▸ WHAT NEEDS TO BE DONE
Pick out and copy every line below that has the word "from".

▸ RECORDS FOR THE EXERCISE
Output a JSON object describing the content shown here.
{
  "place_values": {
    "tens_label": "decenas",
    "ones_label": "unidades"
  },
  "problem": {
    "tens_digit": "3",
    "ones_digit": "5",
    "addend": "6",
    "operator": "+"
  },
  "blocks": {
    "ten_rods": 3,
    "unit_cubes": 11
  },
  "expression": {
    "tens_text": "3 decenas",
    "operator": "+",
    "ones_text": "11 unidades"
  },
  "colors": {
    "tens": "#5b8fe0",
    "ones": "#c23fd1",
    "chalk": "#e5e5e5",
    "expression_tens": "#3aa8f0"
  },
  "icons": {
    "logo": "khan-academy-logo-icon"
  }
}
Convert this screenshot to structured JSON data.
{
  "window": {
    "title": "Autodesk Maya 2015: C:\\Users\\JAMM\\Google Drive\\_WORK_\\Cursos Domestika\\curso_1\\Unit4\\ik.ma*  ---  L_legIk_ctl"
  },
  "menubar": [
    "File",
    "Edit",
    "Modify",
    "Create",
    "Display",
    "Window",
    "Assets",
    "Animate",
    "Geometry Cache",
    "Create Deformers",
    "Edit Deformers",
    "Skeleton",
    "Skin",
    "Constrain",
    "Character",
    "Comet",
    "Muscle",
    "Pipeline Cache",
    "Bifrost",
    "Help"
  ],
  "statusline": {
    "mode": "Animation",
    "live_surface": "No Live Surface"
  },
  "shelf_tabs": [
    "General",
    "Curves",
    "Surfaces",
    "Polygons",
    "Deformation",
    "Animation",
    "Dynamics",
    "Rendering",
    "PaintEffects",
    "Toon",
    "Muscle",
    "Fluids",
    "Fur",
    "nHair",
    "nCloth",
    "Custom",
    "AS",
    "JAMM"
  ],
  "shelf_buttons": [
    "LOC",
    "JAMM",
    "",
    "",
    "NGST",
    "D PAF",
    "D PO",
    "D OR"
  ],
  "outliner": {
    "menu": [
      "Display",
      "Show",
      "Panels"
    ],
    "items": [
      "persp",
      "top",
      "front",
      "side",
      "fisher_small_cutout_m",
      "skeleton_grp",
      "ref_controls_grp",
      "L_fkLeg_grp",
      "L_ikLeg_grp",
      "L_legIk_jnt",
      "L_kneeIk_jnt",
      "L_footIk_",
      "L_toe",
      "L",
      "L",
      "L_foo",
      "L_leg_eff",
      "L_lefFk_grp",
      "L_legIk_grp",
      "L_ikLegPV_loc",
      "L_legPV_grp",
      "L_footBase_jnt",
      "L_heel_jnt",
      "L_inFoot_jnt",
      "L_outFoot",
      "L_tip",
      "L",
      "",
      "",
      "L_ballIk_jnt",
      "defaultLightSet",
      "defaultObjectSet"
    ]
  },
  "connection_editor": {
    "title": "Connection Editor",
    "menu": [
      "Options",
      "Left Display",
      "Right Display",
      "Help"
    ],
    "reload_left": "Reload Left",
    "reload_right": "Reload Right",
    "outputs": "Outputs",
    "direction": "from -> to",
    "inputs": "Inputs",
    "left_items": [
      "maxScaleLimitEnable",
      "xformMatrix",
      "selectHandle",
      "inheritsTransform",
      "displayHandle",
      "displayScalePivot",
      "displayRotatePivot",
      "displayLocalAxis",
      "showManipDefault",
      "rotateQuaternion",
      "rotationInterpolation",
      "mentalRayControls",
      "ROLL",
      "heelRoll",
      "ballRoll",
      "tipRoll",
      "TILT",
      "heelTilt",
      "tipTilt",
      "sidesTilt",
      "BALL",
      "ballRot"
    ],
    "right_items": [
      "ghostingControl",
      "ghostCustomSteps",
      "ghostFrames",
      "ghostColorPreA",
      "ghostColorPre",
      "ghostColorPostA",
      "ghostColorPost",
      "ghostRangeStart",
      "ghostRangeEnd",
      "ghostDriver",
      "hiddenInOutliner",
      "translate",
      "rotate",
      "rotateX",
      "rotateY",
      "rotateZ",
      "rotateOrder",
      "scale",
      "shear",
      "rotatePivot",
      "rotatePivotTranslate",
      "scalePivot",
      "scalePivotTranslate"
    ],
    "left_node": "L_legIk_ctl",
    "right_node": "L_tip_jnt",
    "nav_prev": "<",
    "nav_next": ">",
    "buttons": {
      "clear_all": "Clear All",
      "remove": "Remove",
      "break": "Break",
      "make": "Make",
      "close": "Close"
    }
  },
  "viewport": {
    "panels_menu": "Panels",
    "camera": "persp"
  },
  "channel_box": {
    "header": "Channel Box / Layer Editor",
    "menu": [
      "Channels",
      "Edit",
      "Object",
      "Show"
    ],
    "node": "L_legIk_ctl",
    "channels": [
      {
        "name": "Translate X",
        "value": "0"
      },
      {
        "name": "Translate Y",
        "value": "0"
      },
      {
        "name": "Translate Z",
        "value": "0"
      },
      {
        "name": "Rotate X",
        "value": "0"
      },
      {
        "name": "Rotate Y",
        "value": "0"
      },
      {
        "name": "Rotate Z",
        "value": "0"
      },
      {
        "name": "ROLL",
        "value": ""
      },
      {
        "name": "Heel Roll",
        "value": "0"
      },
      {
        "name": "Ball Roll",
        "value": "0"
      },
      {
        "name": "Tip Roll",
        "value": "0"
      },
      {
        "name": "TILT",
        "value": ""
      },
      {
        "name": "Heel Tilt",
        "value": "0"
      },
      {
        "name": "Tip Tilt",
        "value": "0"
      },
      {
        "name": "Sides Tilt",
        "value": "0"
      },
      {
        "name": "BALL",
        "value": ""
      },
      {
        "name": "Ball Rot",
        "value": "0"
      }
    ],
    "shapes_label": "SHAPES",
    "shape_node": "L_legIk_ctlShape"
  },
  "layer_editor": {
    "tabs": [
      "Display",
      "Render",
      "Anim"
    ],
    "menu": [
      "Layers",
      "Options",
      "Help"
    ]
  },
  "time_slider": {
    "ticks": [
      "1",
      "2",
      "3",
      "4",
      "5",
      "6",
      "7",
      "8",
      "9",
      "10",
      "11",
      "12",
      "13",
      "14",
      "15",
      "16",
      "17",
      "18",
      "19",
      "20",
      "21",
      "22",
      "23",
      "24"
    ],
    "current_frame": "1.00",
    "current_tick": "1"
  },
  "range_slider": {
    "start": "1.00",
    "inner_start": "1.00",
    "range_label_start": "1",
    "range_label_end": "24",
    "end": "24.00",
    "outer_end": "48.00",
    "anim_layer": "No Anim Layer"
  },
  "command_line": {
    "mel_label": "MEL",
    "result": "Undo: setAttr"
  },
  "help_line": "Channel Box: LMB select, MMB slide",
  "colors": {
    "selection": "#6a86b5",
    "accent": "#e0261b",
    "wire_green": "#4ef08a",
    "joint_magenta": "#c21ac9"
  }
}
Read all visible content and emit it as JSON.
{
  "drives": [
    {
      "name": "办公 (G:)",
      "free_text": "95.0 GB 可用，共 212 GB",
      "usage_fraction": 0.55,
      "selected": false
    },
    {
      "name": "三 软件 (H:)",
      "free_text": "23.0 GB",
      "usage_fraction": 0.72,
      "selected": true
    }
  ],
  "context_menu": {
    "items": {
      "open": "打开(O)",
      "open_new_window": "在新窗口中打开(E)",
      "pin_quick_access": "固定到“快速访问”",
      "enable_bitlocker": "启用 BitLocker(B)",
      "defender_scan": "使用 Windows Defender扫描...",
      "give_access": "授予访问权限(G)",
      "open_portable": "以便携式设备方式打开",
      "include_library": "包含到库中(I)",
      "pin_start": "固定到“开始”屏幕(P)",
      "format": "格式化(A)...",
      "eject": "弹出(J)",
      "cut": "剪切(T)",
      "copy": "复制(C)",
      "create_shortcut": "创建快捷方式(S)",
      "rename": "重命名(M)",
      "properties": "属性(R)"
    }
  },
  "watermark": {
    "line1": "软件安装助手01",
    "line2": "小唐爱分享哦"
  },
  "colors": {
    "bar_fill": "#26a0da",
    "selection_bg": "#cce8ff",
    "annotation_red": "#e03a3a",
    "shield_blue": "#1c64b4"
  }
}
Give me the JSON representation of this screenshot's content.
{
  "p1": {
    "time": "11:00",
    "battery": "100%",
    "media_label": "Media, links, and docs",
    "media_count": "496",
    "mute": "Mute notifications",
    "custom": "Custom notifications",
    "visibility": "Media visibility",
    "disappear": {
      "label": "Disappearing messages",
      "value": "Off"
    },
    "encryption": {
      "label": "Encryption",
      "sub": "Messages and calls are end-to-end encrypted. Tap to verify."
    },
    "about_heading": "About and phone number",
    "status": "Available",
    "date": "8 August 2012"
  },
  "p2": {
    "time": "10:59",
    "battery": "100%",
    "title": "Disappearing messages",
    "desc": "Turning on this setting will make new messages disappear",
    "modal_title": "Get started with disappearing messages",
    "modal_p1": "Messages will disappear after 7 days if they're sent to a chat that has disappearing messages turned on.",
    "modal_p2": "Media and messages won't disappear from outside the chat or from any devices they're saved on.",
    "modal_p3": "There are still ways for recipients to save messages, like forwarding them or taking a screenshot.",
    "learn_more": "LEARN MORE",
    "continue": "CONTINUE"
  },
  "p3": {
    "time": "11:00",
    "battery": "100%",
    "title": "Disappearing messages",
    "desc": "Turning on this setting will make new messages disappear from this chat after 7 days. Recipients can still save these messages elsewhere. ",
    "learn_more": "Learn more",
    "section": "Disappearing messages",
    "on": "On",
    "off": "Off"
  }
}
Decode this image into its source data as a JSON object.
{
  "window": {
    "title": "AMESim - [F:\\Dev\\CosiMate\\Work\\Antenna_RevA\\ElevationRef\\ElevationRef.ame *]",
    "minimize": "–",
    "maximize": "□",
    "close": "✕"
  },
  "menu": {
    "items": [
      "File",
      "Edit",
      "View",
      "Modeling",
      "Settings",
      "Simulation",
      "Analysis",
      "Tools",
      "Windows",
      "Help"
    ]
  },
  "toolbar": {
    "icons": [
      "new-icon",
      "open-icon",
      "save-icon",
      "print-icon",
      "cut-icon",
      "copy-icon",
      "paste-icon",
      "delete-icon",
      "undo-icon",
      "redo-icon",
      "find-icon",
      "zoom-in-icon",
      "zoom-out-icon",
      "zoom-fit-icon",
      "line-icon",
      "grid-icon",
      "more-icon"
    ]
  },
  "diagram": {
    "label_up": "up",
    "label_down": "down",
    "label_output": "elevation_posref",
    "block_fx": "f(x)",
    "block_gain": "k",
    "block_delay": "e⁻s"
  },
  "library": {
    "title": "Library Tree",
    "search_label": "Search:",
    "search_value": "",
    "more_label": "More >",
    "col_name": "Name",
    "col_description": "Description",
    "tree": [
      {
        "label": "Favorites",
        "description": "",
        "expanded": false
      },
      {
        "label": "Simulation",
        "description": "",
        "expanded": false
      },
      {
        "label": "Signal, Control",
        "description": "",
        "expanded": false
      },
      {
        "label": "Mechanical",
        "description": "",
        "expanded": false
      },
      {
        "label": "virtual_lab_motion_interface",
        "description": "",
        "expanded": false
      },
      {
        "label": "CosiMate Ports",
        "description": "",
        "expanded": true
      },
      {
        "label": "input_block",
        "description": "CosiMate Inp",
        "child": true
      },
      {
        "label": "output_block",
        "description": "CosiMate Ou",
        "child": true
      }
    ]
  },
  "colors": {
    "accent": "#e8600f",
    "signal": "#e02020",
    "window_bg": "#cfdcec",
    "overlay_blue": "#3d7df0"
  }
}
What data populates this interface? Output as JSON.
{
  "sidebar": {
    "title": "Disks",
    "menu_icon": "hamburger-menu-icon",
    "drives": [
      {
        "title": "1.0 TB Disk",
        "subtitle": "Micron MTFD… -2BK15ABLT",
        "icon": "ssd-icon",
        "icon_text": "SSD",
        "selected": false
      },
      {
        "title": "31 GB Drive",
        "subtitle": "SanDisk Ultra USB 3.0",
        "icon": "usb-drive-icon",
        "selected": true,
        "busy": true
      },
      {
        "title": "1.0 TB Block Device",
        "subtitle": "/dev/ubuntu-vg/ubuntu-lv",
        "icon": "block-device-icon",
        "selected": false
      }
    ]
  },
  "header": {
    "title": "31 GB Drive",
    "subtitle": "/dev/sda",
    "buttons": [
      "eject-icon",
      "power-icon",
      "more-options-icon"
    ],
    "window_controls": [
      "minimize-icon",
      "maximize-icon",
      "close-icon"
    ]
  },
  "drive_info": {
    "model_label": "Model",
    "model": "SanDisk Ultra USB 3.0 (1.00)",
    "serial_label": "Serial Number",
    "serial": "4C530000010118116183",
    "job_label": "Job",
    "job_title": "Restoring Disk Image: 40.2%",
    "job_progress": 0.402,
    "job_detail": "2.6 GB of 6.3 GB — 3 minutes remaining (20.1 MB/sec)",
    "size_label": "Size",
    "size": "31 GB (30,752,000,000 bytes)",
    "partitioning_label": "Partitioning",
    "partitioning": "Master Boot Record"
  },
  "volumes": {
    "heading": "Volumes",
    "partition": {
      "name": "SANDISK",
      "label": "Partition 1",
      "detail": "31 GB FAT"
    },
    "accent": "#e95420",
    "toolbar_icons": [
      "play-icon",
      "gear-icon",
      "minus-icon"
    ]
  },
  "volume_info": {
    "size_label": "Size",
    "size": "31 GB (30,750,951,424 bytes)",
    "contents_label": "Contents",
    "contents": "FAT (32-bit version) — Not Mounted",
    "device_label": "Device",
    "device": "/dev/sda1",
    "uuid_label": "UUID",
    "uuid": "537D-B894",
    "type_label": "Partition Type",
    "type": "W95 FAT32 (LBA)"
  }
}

▸ EXERCISE SOLUTION
    "direction": "from -> to",
    "modal_p2": "Media and messages won't disappear from outside the chat or from any devices they're saved on.",
    "desc": "Turning on this setting will make new messages disappear from this chat after 7 days. Recipients can still save these messages elsewhere. ",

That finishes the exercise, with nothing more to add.